There are cases in those diabetics with peripheral neuropathy are unaware of an injury or sore on their foot. Worse, their wounds typically take longer to heal because of their poor blood circulation brought about by their high blood sugar levels. When this happens, their risk of infection increases and, if the condition is checked too late or the damage cannot be reversed anymore, the doctor may not have any other recourse but to do amputation to prevent the infection from further spreading.
As the feet are among the most common to be affected by diabetic neuropathy, individuals with this condition may experience mobility difficulties such as walking and climbing stairs. Other foot health issues may also arise, including ulcers, bone and joint pain, bunions and hammer toes.
What are the Warning Signs?
The four types of diabetic neuropathy have different symptoms. When you have peripheral neuropathy, you may experience numbness, pain and a burning and tingling sensation.
Other symptoms of peripheral neuropathy include:
- Muscle weakness
- Lack of balance or coordination
- Increased sensitivity to touch or painful stimuli
- Dizziness when standing up
- Bladder problems
- Double vision
- Tingling in the soles
It has been reported that the symptoms are at their worse during nighttime.
Diagnosis and Treatment
The American Diabetes Association (ADA) recommends that those with type 2 diabetes should be immediately screened for diabetic neuropathy. People with type 1 diabetes may do so five years after their diagnosis. Annual screening, which includes a physical exam, sensitivity level test, and muscle tone, blood pressure and heart rate tests, should follow thereafter.
To date, there is no specific cure for diabetic neuropathy, but a lifestyle change, regular medical screenings and blood sugar monitoring may do the trick in helping slow down its progress and ease some of its symptoms. Your doctor may also recommend pain medication, complementary treatments or alternative therapies such as acupuncture to help manage the nerve damage.
Talk to your doctor today to know the most appropriate treatment method for you.

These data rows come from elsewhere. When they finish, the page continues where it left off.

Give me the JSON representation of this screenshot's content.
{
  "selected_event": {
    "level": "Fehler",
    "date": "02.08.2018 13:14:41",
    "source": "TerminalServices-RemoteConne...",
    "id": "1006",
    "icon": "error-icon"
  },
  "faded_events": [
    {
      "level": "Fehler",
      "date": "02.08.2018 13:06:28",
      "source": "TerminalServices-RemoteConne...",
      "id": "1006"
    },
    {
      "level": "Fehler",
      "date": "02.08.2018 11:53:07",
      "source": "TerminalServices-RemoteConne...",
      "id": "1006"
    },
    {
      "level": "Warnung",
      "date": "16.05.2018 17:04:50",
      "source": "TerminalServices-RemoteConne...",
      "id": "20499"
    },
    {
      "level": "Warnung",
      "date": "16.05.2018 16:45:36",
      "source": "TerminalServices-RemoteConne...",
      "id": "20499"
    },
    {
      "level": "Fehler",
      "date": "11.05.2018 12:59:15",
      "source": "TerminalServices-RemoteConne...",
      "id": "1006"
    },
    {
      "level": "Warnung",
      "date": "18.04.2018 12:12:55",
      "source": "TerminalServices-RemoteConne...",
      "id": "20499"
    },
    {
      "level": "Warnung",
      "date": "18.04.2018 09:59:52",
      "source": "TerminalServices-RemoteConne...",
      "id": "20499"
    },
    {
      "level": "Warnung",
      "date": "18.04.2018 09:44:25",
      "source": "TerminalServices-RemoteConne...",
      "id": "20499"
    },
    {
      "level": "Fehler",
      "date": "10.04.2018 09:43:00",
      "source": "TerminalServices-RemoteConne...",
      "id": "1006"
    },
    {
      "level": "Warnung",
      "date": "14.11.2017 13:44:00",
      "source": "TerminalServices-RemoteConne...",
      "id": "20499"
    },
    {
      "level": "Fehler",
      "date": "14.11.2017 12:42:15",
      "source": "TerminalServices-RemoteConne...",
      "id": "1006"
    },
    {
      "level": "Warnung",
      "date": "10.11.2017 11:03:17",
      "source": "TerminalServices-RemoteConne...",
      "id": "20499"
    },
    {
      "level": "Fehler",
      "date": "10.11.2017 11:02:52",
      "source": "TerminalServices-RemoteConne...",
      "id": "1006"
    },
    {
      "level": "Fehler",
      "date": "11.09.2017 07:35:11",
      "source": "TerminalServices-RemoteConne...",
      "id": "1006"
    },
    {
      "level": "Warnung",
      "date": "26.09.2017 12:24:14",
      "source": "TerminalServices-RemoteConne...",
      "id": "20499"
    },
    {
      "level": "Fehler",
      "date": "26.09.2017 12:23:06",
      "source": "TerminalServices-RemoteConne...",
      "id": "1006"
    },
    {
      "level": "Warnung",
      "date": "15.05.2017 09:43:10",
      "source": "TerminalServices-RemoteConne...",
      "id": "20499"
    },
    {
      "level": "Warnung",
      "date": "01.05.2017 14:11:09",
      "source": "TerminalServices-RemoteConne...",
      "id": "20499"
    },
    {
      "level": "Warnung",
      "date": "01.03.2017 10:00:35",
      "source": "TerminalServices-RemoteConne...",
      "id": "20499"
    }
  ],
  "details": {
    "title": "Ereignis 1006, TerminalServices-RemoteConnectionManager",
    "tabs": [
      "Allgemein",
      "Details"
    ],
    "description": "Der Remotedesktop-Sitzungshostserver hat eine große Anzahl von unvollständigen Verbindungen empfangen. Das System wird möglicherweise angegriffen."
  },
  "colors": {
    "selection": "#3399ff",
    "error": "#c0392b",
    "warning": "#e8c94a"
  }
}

Diabetics are at high risk of developing nerve damage. As a common complication amongst diabetics, peripheral neuropathy, in particular, can result in grave foot problems. If you have peripheral neuropathy or feel that you are susceptible to this condition, you must pay special attention to your feet. Don’t hesitate to consult your doctor if you see an injury or sore on your foot. With proper foot care and regular consultation with your doctor, you may avoid diabetic neuropathy or at the very least delay its progress.